The following is an edited version of a discussion he had recently with Christopher Andreae at Mr. Caro's home in London.m

Your work has become almost exclusively associated with the material or welded steel -- but you tell me you have recently been making sculpture using clay and bronze. This has been kept rather secret, hasn't it?

The bronze sculptures I've kept under wraps because I hadn't got them right. But now I have and I'm going to show them in the autumn at the Acquavella Galleries in New york, on 79th Street.

How have you been using these materials?

I worked in Syracuse, New York, in a ceramic workshop. I was working for the first time in ceramicist's clay, which is not so oily as sculptor's clay; it was a different way of working -- an entirely new thing for me. I tried all sorts of things, among other things putting pots together; but it didn't seem to work. It looked too like a bastardized form of pottery. But then those pot-shapes werem suitable for casting in bronze as parts for sculptures.

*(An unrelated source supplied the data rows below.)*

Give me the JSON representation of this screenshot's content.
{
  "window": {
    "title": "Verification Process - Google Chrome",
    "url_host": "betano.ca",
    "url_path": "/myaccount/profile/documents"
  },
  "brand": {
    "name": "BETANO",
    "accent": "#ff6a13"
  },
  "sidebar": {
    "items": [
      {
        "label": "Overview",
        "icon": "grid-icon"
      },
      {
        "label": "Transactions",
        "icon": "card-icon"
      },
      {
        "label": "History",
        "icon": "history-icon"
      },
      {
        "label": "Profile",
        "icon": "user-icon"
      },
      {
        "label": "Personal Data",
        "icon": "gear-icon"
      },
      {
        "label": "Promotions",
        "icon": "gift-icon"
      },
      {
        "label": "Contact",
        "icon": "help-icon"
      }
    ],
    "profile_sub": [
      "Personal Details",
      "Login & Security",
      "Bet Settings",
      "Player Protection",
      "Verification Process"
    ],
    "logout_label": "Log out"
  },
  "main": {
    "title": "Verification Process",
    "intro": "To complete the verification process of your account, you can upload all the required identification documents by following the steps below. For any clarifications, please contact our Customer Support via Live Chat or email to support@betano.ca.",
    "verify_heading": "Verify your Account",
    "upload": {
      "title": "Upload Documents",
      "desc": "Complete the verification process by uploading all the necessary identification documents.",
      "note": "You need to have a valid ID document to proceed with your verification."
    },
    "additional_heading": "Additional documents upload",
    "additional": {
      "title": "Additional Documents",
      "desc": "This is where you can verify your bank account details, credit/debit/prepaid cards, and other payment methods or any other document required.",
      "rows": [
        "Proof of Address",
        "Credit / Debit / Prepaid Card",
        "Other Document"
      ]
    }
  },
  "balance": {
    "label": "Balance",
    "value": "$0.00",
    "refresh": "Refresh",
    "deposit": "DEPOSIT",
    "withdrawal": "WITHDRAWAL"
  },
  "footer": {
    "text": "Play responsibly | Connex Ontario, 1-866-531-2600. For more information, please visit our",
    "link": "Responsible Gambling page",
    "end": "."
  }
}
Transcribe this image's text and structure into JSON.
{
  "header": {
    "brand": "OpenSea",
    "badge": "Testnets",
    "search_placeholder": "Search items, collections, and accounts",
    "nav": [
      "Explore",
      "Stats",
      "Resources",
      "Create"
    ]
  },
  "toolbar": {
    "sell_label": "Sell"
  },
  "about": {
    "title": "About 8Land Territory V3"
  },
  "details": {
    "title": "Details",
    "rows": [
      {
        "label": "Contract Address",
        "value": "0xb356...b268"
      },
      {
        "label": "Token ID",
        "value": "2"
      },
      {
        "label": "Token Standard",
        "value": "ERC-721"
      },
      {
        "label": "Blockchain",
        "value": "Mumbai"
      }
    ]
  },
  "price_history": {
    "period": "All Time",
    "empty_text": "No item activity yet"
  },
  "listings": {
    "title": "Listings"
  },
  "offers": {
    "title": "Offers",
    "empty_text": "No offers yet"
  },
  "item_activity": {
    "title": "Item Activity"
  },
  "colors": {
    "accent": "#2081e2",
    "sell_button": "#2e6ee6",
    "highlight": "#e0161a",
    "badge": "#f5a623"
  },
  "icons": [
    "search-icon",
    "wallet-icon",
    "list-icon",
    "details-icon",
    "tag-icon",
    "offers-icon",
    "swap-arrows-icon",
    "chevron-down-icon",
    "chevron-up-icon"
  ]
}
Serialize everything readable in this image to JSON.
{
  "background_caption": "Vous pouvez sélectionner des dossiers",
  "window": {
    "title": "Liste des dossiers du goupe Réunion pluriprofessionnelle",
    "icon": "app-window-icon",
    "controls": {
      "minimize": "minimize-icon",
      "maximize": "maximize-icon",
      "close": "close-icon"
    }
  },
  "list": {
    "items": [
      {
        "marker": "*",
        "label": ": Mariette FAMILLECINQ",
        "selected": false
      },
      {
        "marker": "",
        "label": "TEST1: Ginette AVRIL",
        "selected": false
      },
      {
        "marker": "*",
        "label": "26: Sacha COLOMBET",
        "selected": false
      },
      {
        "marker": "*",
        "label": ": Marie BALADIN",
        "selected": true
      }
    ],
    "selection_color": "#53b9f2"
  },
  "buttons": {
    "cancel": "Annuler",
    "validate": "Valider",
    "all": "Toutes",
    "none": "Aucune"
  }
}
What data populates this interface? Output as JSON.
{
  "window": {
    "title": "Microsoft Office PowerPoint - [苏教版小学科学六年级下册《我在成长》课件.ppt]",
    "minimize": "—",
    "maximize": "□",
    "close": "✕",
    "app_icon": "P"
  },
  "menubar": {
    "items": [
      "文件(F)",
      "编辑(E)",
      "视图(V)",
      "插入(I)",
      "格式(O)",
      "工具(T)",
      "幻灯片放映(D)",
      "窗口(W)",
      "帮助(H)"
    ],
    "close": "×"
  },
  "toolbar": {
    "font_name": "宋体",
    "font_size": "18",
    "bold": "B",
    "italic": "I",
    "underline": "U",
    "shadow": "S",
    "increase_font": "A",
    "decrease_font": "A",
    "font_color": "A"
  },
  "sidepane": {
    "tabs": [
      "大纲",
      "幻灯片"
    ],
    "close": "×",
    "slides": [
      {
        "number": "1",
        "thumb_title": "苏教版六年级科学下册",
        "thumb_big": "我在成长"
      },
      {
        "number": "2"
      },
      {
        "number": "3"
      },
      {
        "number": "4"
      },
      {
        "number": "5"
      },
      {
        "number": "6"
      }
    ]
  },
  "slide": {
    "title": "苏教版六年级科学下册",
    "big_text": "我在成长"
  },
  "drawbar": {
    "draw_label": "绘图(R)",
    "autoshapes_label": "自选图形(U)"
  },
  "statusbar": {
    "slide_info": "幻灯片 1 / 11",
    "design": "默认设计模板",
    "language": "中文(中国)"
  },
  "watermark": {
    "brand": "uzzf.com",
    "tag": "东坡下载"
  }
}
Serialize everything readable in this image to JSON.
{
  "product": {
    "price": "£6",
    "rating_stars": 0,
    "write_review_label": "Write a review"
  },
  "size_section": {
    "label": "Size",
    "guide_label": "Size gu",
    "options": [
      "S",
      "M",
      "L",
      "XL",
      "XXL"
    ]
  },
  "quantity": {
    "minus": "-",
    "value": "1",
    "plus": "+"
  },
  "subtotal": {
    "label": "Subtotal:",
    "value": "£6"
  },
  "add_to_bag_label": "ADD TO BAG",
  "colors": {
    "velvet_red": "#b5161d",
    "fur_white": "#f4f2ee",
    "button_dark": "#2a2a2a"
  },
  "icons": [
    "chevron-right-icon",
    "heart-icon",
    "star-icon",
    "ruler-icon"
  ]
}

I had them sent over the London, cast them in bronze, cut some of them up and put them with flat sheets, some brass, some bronze; the sheets and the parts go into the same sculpture. I was trying to get a different sort of unit from the H-beam and the steel shapes I had used before in the steel sculptures.

Criticism of your work has been very articulate. I wonder if this has actually preceded your work in any way, or just stemmed from it. Mondrian said the theory comes afterwards, the work first.

Dissatisfaction, I think, comes first of all. You don't feel happy about what was done before, and that bothers you and you say, "I must change," and then you try to think of an intelligent way to go, a way that suits you. There are just two critics who have really helped me at that level, right in the studio, though never in terms of theory. They are Clement Greenberg and Michael Fried. Greenberg has often pointed out possibilities or directions which you've never dreamed of. -- "The very thing in your studio you had taken for granted is the onem thing," he'd say -- "Why don't you pay attention to that?" And this suddenly sets your mind going a while new way. It's like talking to another artist whose mind is in tune with yours. It's intuitive with Clem. Michael Fried is also incredibly in touch and intelligent in the studio. And then, of course, you also worry a lot yourself. And Sheila, my wife, and I have always talked a lot about art in terms of what makes sense.

Do you have a feel that art is something which progresses, which actually develops?

My son came out with a rather good expression when he was seven He called it "the Onward of Art." I don't know about it progressing.m It's more a matter of art keeping on the move. It doesn't always go steadily onward, but it's up to artists to try to keep it alive.

It keeps alive through change?

No. It keeps alive through quality. Changes are forced on art, yes, because almost no art is so satisfying that you don't want to make another work of art.